● **Problem to work on**:
Skip any image you find and restate the rest of the data word for word.

╭──

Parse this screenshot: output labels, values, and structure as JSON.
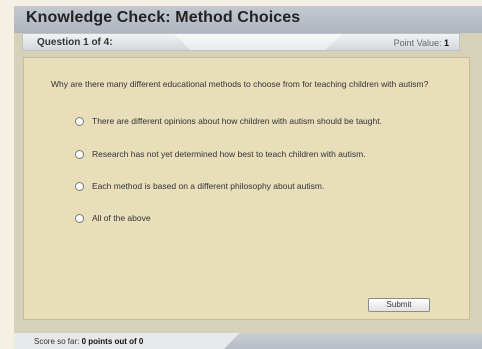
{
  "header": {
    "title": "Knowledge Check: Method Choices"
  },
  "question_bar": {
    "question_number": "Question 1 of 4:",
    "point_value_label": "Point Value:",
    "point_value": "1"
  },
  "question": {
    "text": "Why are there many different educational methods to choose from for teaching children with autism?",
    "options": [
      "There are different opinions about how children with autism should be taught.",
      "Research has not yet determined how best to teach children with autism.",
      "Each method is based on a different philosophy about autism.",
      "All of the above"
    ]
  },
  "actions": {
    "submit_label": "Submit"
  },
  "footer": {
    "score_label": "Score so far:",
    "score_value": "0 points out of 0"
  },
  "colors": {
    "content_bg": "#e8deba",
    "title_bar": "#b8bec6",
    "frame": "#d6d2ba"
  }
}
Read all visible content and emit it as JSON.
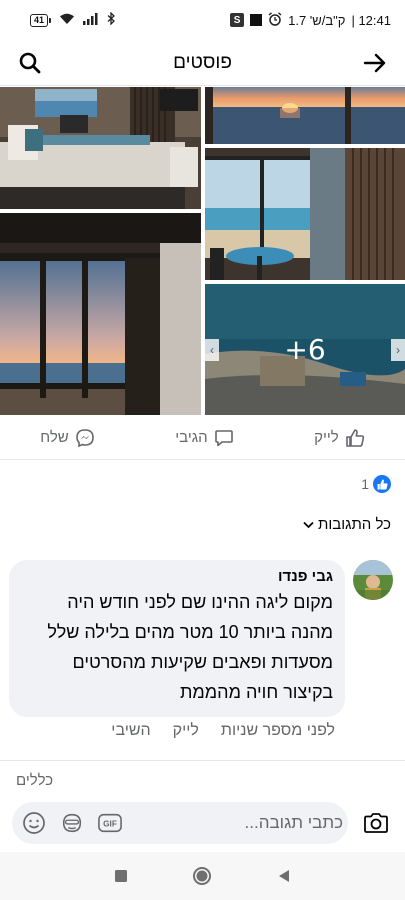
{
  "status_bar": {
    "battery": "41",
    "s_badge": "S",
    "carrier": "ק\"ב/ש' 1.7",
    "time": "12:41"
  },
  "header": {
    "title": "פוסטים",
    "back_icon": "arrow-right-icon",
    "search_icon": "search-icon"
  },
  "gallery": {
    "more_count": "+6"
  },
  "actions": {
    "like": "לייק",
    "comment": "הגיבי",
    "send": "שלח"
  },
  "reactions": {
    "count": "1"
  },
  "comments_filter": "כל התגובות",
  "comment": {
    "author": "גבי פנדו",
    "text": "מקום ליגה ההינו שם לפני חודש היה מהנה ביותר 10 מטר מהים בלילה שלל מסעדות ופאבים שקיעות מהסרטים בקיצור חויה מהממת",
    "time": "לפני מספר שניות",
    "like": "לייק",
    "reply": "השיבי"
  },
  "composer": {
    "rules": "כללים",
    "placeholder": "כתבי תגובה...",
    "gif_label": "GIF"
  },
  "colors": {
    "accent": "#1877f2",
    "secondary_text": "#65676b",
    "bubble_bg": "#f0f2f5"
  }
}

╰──

● **Exercise result**:
Parse this screenshot: output labels, values, and structure as JSON.
{
  "header": {
    "title": "Knowledge Check: Method Choices"
  },
  "question_bar": {
    "question_number": "Question 1 of 4:",
    "point_value_label": "Point Value:",
    "point_value": "1"
  },
  "question": {
    "text": "Why are there many different educational methods to choose from for teaching children with autism?",
    "options": [
      "There are different opinions about how children with autism should be taught.",
      "Research has not yet determined how best to teach children with autism.",
      "Each method is based on a different philosophy about autism.",
      "All of the above"
    ]
  },
  "actions": {
    "submit_label": "Submit"
  },
  "footer": {
    "score_label": "Score so far:",
    "score_value": "0 points out of 0"
  },
  "colors": {
    "content_bg": "#e8deba",
    "title_bar": "#b8bec6",
    "frame": "#d6d2ba"
  }
}
Read all visible content and emit it as JSON.
{
  "status_bar": {
    "battery": "41",
    "s_badge": "S",
    "carrier": "ק\"ב/ש' 1.7",
    "time": "12:41"
  },
  "header": {
    "title": "פוסטים",
    "back_icon": "arrow-right-icon",
    "search_icon": "search-icon"
  },
  "gallery": {
    "more_count": "+6"
  },
  "actions": {
    "like": "לייק",
    "comment": "הגיבי",
    "send": "שלח"
  },
  "reactions": {
    "count": "1"
  },
  "comments_filter": "כל התגובות",
  "comment": {
    "author": "גבי פנדו",
    "text": "מקום ליגה ההינו שם לפני חודש היה מהנה ביותר 10 מטר מהים בלילה שלל מסעדות ופאבים שקיעות מהסרטים בקיצור חויה מהממת",
    "time": "לפני מספר שניות",
    "like": "לייק",
    "reply": "השיבי"
  },
  "composer": {
    "rules": "כללים",
    "placeholder": "כתבי תגובה...",
    "gif_label": "GIF"
  },
  "colors": {
    "accent": "#1877f2",
    "secondary_text": "#65676b",
    "bubble_bg": "#f0f2f5"
  }
}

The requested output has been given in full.